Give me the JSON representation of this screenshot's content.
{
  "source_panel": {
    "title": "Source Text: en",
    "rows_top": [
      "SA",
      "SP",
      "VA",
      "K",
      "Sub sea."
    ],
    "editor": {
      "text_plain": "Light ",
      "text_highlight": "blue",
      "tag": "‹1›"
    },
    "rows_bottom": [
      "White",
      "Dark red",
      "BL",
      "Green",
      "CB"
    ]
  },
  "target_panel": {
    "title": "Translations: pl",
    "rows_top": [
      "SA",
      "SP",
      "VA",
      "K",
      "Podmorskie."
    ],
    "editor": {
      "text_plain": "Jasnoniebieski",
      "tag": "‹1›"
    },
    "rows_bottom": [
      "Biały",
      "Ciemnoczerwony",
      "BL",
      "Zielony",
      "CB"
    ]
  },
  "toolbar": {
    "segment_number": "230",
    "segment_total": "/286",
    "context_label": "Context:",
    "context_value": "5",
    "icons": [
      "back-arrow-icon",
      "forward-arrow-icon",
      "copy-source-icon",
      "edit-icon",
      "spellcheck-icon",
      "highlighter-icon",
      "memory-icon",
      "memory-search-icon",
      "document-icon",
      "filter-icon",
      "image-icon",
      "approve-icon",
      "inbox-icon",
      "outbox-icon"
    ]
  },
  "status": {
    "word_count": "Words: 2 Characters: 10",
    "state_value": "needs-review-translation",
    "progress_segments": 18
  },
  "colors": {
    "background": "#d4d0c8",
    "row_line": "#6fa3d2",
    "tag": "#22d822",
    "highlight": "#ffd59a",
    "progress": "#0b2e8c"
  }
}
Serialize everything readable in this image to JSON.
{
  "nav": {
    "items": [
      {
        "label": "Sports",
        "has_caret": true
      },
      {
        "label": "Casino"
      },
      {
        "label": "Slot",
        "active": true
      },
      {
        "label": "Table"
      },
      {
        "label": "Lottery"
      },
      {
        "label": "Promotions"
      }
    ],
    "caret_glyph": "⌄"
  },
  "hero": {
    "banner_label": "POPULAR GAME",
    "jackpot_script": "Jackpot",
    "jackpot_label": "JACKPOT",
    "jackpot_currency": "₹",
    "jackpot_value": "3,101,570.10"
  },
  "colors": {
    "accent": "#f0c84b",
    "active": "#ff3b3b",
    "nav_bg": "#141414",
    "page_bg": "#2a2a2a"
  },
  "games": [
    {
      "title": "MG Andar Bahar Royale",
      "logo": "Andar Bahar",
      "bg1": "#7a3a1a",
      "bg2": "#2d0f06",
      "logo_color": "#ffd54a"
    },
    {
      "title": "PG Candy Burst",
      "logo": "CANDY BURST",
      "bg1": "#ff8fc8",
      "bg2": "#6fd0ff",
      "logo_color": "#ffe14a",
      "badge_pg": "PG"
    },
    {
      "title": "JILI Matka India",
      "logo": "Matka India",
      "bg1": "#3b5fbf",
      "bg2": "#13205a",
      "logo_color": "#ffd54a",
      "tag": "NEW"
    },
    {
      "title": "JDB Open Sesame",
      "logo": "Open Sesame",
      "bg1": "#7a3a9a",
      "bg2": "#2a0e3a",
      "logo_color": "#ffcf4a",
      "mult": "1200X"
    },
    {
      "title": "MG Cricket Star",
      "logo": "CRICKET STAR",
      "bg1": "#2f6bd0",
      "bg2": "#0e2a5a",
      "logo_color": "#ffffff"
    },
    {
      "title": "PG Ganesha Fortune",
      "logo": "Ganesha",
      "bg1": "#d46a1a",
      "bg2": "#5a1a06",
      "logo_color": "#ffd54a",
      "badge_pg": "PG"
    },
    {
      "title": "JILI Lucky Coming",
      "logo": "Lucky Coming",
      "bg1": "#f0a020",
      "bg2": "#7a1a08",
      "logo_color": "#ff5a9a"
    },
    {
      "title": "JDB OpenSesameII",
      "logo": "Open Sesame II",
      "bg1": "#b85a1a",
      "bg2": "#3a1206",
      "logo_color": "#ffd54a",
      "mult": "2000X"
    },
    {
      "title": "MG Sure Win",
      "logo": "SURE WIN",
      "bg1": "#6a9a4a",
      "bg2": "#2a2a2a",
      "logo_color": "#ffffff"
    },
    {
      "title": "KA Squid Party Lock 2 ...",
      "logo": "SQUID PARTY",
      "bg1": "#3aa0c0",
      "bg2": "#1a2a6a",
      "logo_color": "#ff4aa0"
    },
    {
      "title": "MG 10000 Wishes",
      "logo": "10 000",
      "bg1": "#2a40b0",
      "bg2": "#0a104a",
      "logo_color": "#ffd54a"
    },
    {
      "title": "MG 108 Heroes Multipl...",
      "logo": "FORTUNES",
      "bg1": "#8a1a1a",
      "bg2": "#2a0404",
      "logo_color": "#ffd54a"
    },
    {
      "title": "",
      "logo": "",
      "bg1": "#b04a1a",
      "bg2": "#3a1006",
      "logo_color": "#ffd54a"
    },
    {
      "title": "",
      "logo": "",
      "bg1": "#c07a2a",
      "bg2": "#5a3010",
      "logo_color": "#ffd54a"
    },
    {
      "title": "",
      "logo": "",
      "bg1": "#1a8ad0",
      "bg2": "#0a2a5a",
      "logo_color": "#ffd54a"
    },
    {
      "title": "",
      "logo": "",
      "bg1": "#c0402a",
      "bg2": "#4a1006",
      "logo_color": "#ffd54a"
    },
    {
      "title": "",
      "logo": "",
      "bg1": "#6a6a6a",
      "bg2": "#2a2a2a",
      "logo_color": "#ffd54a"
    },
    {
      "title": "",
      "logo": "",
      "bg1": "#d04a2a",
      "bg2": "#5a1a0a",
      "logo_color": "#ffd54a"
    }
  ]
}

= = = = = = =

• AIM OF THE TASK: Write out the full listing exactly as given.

• YOUR SOLUTION:
Give me the JSON representation of this screenshot's content.
{
  "source_panel": {
    "title": "Source Text: en",
    "rows_top": [
      "SA",
      "SP",
      "VA",
      "K",
      "Sub sea."
    ],
    "editor": {
      "text_plain": "Light ",
      "text_highlight": "blue",
      "tag": "‹1›"
    },
    "rows_bottom": [
      "White",
      "Dark red",
      "BL",
      "Green",
      "CB"
    ]
  },
  "target_panel": {
    "title": "Translations: pl",
    "rows_top": [
      "SA",
      "SP",
      "VA",
      "K",
      "Podmorskie."
    ],
    "editor": {
      "text_plain": "Jasnoniebieski",
      "tag": "‹1›"
    },
    "rows_bottom": [
      "Biały",
      "Ciemnoczerwony",
      "BL",
      "Zielony",
      "CB"
    ]
  },
  "toolbar": {
    "segment_number": "230",
    "segment_total": "/286",
    "context_label": "Context:",
    "context_value": "5",
    "icons": [
      "back-arrow-icon",
      "forward-arrow-icon",
      "copy-source-icon",
      "edit-icon",
      "spellcheck-icon",
      "highlighter-icon",
      "memory-icon",
      "memory-search-icon",
      "document-icon",
      "filter-icon",
      "image-icon",
      "approve-icon",
      "inbox-icon",
      "outbox-icon"
    ]
  },
  "status": {
    "word_count": "Words: 2 Characters: 10",
    "state_value": "needs-review-translation",
    "progress_segments": 18
  },
  "colors": {
    "background": "#d4d0c8",
    "row_line": "#6fa3d2",
    "tag": "#22d822",
    "highlight": "#ffd59a",
    "progress": "#0b2e8c"
  }
}
Serialize everything readable in this image to JSON.
{
  "nav": {
    "items": [
      {
        "label": "Sports",
        "has_caret": true
      },
      {
        "label": "Casino"
      },
      {
        "label": "Slot",
        "active": true
      },
      {
        "label": "Table"
      },
      {
        "label": "Lottery"
      },
      {
        "label": "Promotions"
      }
    ],
    "caret_glyph": "⌄"
  },
  "hero": {
    "banner_label": "POPULAR GAME",
    "jackpot_script": "Jackpot",
    "jackpot_label": "JACKPOT",
    "jackpot_currency": "₹",
    "jackpot_value": "3,101,570.10"
  },
  "colors": {
    "accent": "#f0c84b",
    "active": "#ff3b3b",
    "nav_bg": "#141414",
    "page_bg": "#2a2a2a"
  },
  "games": [
    {
      "title": "MG Andar Bahar Royale",
      "logo": "Andar Bahar",
      "bg1": "#7a3a1a",
      "bg2": "#2d0f06",
      "logo_color": "#ffd54a"
    },
    {
      "title": "PG Candy Burst",
      "logo": "CANDY BURST",
      "bg1": "#ff8fc8",
      "bg2": "#6fd0ff",
      "logo_color": "#ffe14a",
      "badge_pg": "PG"
    },
    {
      "title": "JILI Matka India",
      "logo": "Matka India",
      "bg1": "#3b5fbf",
      "bg2": "#13205a",
      "logo_color": "#ffd54a",
      "tag": "NEW"
    },
    {
      "title": "JDB Open Sesame",
      "logo": "Open Sesame",
      "bg1": "#7a3a9a",
      "bg2": "#2a0e3a",
      "logo_color": "#ffcf4a",
      "mult": "1200X"
    },
    {
      "title": "MG Cricket Star",
      "logo": "CRICKET STAR",
      "bg1": "#2f6bd0",
      "bg2": "#0e2a5a",
      "logo_color": "#ffffff"
    },
    {
      "title": "PG Ganesha Fortune",
      "logo": "Ganesha",
      "bg1": "#d46a1a",
      "bg2": "#5a1a06",
      "logo_color": "#ffd54a",
      "badge_pg": "PG"
    },
    {
      "title": "JILI Lucky Coming",
      "logo": "Lucky Coming",
      "bg1": "#f0a020",
      "bg2": "#7a1a08",
      "logo_color": "#ff5a9a"
    },
    {
      "title": "JDB OpenSesameII",
      "logo": "Open Sesame II",
      "bg1": "#b85a1a",
      "bg2": "#3a1206",
      "logo_color": "#ffd54a",
      "mult": "2000X"
    },
    {
      "title": "MG Sure Win",
      "logo": "SURE WIN",
      "bg1": "#6a9a4a",
      "bg2": "#2a2a2a",
      "logo_color": "#ffffff"
    },
    {
      "title": "KA Squid Party Lock 2 ...",
      "logo": "SQUID PARTY",
      "bg1": "#3aa0c0",
      "bg2": "#1a2a6a",
      "logo_color": "#ff4aa0"
    },
    {
      "title": "MG 10000 Wishes",
      "logo": "10 000",
      "bg1": "#2a40b0",
      "bg2": "#0a104a",
      "logo_color": "#ffd54a"
    },
    {
      "title": "MG 108 Heroes Multipl...",
      "logo": "FORTUNES",
      "bg1": "#8a1a1a",
      "bg2": "#2a0404",
      "logo_color": "#ffd54a"
    },
    {
      "title": "",
      "logo": "",
      "bg1": "#b04a1a",
      "bg2": "#3a1006",
      "logo_color": "#ffd54a"
    },
    {
      "title": "",
      "logo": "",
      "bg1": "#c07a2a",
      "bg2": "#5a3010",
      "logo_color": "#ffd54a"
    },
    {
      "title": "",
      "logo": "",
      "bg1": "#1a8ad0",
      "bg2": "#0a2a5a",
      "logo_color": "#ffd54a"
    },
    {
      "title": "",
      "logo": "",
      "bg1": "#c0402a",
      "bg2": "#4a1006",
      "logo_color": "#ffd54a"
    },
    {
      "title": "",
      "logo": "",
      "bg1": "#6a6a6a",
      "bg2": "#2a2a2a",
      "logo_color": "#ffd54a"
    },
    {
      "title": "",
      "logo": "",
      "bg1": "#d04a2a",
      "bg2": "#5a1a0a",
      "logo_color": "#ffd54a"
    }
  ]
}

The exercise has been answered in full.